Re’eh means “See!” as in the opening verse of our Torah reading: “See! I am placing before you today a blessing and a curse.”

What, exactly, is the Torah demanding in asking us to “see” G‑d’s blessings and curses?

Broadly speaking, a person’s observance of the precepts of Judaism could fall into one of three categories:

  1. Plain obedience. At this level, a person is willing to observe the precepts of the Torah because he is aware of a higher authority. However, his observance is not inspired by an understanding or appreciation of the Torah; he simply “accepts the yoke of heaven.”

  2. Intellectual appreciation. A higher level is where a person not only observes the precepts of the Torah out of deference to a higher authority, but also has an intellectual appreciation of the importance of observing the precepts, and understands the rewards that mitzvah-observance brings.

    However, even this person has not yet reached perfection. For intellectual conviction alone—while immensely powerful—still leaves room to explore other avenues, so it does not represent an absolute commitment.

    Thus, the highest level of mitzvah observance is:
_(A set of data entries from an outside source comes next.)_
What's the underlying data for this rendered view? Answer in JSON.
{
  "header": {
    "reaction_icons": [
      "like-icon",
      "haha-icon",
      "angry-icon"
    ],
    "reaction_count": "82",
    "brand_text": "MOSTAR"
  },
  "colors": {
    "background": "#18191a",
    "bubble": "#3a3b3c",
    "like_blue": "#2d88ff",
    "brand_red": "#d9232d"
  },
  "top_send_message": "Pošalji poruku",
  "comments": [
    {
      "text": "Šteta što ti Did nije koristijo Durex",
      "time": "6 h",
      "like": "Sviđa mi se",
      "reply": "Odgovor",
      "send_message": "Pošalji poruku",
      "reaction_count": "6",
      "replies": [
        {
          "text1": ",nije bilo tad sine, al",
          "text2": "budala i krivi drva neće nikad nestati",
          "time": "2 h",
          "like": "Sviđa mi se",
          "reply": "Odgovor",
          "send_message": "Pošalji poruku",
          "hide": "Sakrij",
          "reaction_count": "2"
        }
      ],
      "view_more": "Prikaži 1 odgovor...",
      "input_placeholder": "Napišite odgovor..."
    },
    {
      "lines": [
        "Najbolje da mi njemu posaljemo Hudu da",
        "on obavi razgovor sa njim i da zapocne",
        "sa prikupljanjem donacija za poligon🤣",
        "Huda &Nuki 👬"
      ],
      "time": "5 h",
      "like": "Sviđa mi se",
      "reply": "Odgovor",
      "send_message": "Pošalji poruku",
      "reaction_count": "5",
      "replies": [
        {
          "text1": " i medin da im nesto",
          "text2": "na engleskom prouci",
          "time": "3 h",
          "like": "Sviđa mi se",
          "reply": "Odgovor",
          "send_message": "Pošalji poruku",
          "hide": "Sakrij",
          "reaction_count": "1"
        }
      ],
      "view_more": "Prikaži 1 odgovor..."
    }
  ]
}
  3. Vision. At this level, one does not merely appreciate the value of keeping the Torah’s precepts, one sees it. Meaning that the necessity and positive results of observing the mitzvahs become as clear and self-evident as seeing a physical object with one’s eyes.

And it is this third level which our Torah commands—and spiritually empowers—every Jew to reach, with the words: “See! I am placing before you today a blessing and a curse.”1